Ah, the knee-length skirts, the peep-toe pumps. The ever-present, ever-lovin’ hats.
The clothing women wore in the 1940s was perfect for me. Alas, it had all but disappeared in the 1950s when I entered my 20s and became fashion conscious.
I was cursed with the advent of the “New Look” (more about that later.)
Being reasonably short, and lacking a long torso, I fit the picture of 1940s women for whom this clothing was designed. Best on me are the cute little suits with the abbreviated jackets, the ¾-length sleeve coats and wide-brim hats. Even the much-used shoulder pads worked.
Glamorous stars in Turner Classic Movies’ black-and-white ’40s flicks wear all of these items to their full potential — as well as others that make me drool.
Capes top the list. What could have been more mysterious and dramatic than the long-hooded cape — actually a cloak — that Gene Tierney wore in Laura?
It contributed to the mystery surrounding her (the crux of the picture).
I also have a great love of furs. Full-length mink coats, jackets, stoles — even muffs — were a staple for Barbara Stanwyck and Alexis Smith in their many dramatic roles portraying snooty rich women. And then there were the luscious chinchilla and white ermine wraps covering evening gowns.
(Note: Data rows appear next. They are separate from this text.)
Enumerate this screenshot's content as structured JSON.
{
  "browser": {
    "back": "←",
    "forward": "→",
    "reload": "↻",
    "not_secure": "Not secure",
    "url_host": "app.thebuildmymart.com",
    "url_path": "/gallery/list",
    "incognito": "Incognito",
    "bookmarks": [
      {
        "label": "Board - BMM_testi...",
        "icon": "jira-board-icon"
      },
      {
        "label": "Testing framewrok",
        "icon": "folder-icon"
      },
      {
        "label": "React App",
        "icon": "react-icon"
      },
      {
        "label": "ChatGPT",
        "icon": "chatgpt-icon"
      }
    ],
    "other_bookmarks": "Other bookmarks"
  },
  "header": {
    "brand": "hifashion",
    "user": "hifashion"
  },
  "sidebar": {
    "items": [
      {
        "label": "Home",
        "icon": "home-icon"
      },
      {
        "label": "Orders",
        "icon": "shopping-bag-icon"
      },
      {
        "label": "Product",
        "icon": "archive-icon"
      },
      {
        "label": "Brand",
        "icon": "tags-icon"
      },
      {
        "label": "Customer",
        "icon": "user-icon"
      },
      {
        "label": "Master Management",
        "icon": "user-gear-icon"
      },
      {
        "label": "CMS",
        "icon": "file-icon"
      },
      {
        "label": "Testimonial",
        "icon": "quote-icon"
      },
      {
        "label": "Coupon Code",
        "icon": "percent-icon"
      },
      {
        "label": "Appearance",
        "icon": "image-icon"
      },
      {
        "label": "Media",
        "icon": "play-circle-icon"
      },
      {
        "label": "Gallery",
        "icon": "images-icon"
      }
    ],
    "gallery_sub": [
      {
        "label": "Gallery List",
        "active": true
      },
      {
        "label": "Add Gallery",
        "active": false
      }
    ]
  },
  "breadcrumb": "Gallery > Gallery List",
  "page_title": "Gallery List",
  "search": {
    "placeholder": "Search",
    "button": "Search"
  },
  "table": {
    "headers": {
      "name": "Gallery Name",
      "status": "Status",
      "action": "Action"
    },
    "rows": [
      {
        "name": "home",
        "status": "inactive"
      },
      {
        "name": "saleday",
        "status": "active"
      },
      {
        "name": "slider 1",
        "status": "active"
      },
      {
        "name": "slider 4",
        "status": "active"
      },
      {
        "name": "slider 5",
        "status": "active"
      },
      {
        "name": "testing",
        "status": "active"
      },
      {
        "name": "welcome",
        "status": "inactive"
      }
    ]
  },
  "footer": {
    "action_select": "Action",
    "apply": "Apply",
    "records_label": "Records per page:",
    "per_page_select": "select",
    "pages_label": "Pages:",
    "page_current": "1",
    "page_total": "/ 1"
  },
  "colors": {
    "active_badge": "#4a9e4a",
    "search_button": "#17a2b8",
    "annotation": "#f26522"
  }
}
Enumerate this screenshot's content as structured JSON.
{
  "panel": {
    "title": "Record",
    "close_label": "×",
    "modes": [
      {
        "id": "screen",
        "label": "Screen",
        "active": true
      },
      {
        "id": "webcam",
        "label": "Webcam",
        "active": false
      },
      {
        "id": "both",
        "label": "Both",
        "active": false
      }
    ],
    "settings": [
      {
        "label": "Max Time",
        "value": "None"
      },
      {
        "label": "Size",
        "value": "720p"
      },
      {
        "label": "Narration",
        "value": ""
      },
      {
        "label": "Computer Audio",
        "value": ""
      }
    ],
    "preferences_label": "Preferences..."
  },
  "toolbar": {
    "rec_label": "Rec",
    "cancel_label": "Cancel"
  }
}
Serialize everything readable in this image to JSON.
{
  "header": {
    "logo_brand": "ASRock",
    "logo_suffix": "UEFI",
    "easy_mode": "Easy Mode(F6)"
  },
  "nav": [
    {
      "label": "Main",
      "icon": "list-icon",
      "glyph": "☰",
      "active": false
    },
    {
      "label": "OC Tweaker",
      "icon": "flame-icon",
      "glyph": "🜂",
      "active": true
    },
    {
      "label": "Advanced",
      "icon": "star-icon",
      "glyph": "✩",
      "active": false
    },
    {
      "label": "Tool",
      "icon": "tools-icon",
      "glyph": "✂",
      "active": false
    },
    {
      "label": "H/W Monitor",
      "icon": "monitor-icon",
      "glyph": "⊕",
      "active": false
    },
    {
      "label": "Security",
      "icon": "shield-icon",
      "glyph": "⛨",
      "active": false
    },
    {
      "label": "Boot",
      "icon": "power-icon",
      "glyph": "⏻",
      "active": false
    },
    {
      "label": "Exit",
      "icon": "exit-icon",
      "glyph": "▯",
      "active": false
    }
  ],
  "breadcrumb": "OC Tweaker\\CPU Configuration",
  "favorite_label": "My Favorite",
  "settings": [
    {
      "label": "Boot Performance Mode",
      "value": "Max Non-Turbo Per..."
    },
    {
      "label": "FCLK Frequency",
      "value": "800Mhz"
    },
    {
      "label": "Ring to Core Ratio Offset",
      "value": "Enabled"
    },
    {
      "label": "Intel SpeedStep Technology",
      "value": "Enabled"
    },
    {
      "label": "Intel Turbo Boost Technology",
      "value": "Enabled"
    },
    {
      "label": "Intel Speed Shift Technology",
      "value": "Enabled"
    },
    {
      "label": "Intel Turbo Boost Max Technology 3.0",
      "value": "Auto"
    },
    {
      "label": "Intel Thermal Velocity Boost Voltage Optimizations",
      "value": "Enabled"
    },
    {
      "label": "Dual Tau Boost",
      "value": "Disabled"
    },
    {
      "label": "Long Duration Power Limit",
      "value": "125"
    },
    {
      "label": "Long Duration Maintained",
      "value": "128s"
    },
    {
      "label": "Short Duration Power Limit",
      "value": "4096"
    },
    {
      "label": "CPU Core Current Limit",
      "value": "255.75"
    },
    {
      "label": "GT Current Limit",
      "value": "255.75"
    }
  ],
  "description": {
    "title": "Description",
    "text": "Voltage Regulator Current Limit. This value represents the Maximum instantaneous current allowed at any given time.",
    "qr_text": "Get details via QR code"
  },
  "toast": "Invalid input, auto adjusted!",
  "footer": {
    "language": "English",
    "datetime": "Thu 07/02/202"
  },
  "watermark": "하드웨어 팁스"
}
And, oh, those movie evening gowns.
They were elaborate, fancy and “ooh la la” sexy on the backs of gorgeous actresses rumbaing with actors attired in white evening jackets on the dance floors of elegantly appointed night clubs. (Think Rita Hayworth and Glen Ford in Gilda.)
I often wish TV’s Dancing with the Stars would copy some of these sophisticated creations for their dancers instead of always putting them in something sequined and backless.
As for hats, the movies went all out. Many were concoctions using feathers, veils or bows, specially designed to match the rest of the outfit — or the character.
Dizzy, zany Billie Burke wore a perky beret made of two appliqued doves, which only added to her ridiculous persona in Washington Melodrama.
I won’t even get into movie wedding gowns — except to say that satin was the fabric of the day, as were long veils and trains, imaginative headdresses and puffed sleeves for bridesmaids — all total fantasia.
Ditto for bathing suits. Esther Williams’ one-piercers were works of art that made strong fashion statements.
There is, of course, a downside: Much ’40s clothing was tailored, with annoying long, side zippers and tiny buttons.
Full-length petticoats were necessary, dress shields and “foundation garments” as well. Gloves were de rigueur.
But overall, women’s fashions of the 1940s oozed class. Men’s — a double-breasted suit and Fedora, a la Humphrey Bogart — not so much. But it all went together.
I simply was born in the wrong era. Wispy waists, soft shoulders and dresses worn below mid-calf were the hallmark of the 1950s, thanks to Christian Dior, who incorporated them into his “New Look.”
“Ballet” slippers (gasp!) completed the outfit.
Audrey Hepburn was made for the New Look. Melania Trump wears a version of it today.
I’ll say no more!
Carol Hall lives in Woodbury. She’s a longtime freelance writer, a University of Minnesota graduate and a former Northwest Airlines stewardess. Send comments and questions to firstname.lastname@example.org.